Covert Surveillance Pricing in Australia
Covert surveillance prices in Australia may vary depending on the type of surveillance, duration, equipment used, service provider, and location. Some examples of covert surveillance prices in Australia are:
A hidden covert spy camera, capable of capturing video and audio discreetly, can range from $100 to $800, depending on features, quality, and design.
A counter surveillance service, which detects and removes unwanted spying devices from a home or vehicle, may cost between $500 to $5000, depending on the size, complexity, and location of the sweep.
A wireless signal detector, able to find and locate hidden cameras, microphones, GPS trackers, or other spy devices, can range from $690 to $1290, depending on the sensitivity, range, and functionality of the detector.
Trust on AusCovert Investigations for covert surveillance

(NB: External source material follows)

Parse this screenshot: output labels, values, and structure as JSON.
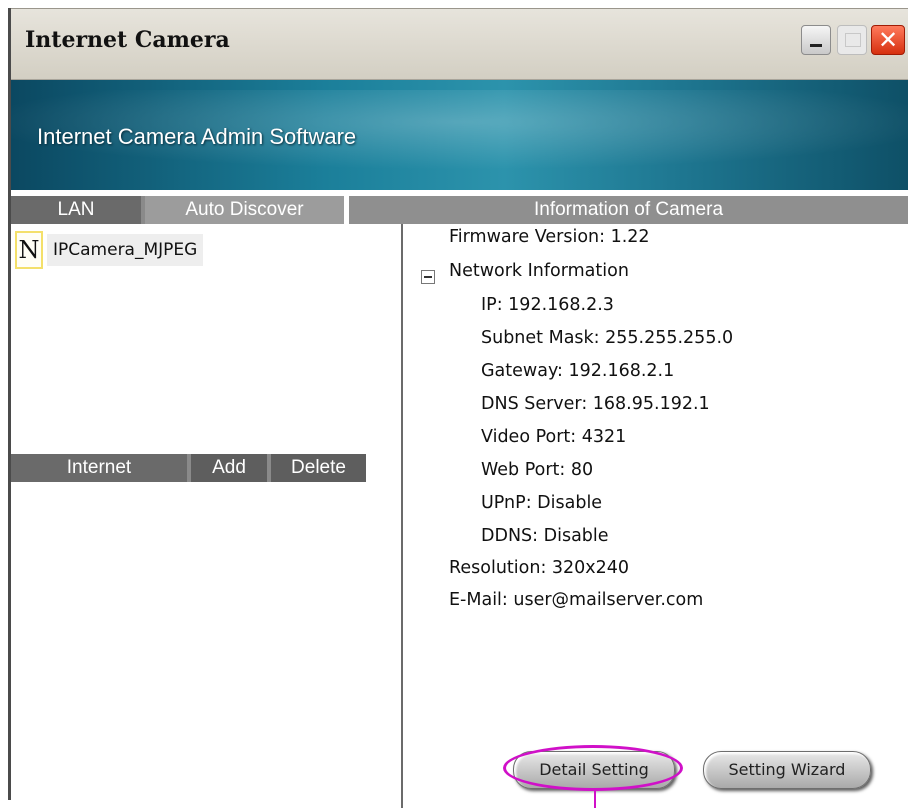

If you need covert surveillance services in Australia, you can trust on AusCovert Investigations to deliver professional, discreet and effective results. This is a licensed and experienced private investigation agency that specialises in covert surveillance for various purposes, such as infidelity, fraud, child custody, insurance claims and more. We have a team of highly trained and skilled surveillance operatives who use the latest technology and techniques to gather evidence and intelligence for your case. We also provide detailed reports and video footage of the surveillance activities, ensuring that you have the proof you need. Whether you need covert surveillance for personal or business reasons, we can help you find the truth and protect your interests. Contact AusCovertInvestigations team today for a free consultation and quote.